Example: der Kragen – des Kragens (collar) – die Farbe des Kragens war blau – The colour of the collar was blue

Der Esel – des Esels (donkey) –  Der Sattel des Esels war viel zu schwer.  – The saddle of the donkey was way too heavy.

Der Drucker – des Druckers – Die Patronen des Druckers waren leer. –   The cartridges of the printer were empty.

Most masculine and neuter nouns with one syllable ending in a consonant have an –es added.

der Freund (friend)– des Freundes

der Arzt (doctor) – des Arztes

das Pferd  (horse) – des Pferdes

As a general rule – die changes to der and eine to einer in the genitive case. The good news is that the feminine singular nouns don’t change in the genitive case – they stay the same as in the nominative case.

Example: die Freundin (the girlfriend) – der Freundin

Please don’t use an apostrophe!

While in English the apostrophe is used for the genitive case of nouns and names such as for example: Martin’s wife, in German there is no apostrophe. This is also true for plural forms and abbreviations  – as for  example Lkws.  We simply add the -s to the name. For example: Muttis Tasche – Mum’s handbag

Ulrikes Ohrringe – Ulrike’s earrings

Bobbys Pfoten – Bobby’s paws.

We only add an apostrophe in instances where the pronunciation would get complicated – with names ending in s, ss, esszet (please note that word doesn’t seem to accept this special symbol – it turns it into a b for some reason) ,tz, z and x.

For example: Groucho Marx’ Schnurrbart – Groucho Marx’s moustache

Alex’ Fahrrad  – Alex’s bike

The apostrophe is also used with the adjective ending –sch as in die Grimm’schen Märchen – The Grimm’s fairy tale. And occasionally the apostrophe is used before the genitive –s when it’s a case of distinguishing the gender of a name. For example: Andrea’s Mantel – Andrea’s coat.

But in the case of the male version it’s Andreas’ Hut

You will often find that German shop owners love the apostrophe and use it in their shop names. However it’s grammatically incorrect.

The genitive case

And that’s it about the Genitiv. In the next part I am talking about the dative case – or Dativ as we say in German.

I hope you found this post useful. 🙂

Thanks for reading.

Helen x

Helen White

I am a bilingual journalist, jewellery designer, German tutor, and translator – and I am passionate about cats.

Helen White – who has written posts on Helen Kaut Press.

Tagged on: ,

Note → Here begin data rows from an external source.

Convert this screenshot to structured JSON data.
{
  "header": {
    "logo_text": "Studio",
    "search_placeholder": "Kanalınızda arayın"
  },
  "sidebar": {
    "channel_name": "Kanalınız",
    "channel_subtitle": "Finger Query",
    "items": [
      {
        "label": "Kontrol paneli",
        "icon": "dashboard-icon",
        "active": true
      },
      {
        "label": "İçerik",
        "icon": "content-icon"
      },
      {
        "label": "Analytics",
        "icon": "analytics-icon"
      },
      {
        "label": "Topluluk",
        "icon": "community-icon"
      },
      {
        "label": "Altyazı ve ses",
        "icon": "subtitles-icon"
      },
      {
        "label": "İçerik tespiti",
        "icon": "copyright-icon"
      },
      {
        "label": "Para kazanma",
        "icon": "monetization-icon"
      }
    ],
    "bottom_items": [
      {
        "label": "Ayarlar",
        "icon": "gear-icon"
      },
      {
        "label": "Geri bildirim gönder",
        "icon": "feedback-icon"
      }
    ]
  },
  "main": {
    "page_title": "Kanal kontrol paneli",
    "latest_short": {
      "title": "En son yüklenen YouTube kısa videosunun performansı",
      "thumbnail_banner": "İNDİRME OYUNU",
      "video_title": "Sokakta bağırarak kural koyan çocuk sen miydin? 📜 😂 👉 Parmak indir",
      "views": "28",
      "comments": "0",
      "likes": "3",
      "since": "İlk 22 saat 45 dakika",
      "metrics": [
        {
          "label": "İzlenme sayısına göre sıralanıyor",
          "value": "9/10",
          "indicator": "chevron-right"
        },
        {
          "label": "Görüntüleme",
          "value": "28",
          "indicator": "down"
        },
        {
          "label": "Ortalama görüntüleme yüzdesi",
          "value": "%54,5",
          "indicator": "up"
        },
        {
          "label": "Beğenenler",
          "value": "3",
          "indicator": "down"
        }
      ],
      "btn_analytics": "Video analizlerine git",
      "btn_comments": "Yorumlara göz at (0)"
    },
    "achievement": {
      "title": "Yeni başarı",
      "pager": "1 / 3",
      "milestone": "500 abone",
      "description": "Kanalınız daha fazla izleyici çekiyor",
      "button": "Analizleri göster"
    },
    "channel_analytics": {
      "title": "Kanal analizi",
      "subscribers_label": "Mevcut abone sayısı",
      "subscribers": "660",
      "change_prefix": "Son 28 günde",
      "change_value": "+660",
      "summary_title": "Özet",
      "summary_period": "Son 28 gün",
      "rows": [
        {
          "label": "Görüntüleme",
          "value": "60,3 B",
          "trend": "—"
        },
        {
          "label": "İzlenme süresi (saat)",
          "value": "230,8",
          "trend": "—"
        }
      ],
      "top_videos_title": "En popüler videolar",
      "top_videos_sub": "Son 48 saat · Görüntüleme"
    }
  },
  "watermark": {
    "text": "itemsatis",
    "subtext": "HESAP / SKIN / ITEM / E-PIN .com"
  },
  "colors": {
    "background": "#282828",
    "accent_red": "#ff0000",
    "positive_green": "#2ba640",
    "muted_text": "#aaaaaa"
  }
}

Leave a Reply

Your email address will not be published. Required fields are marked *

We use cookies in order to give you the best possible experience on our website. By continuing to use this site, you agree to our use of cookies.
Privacy Policy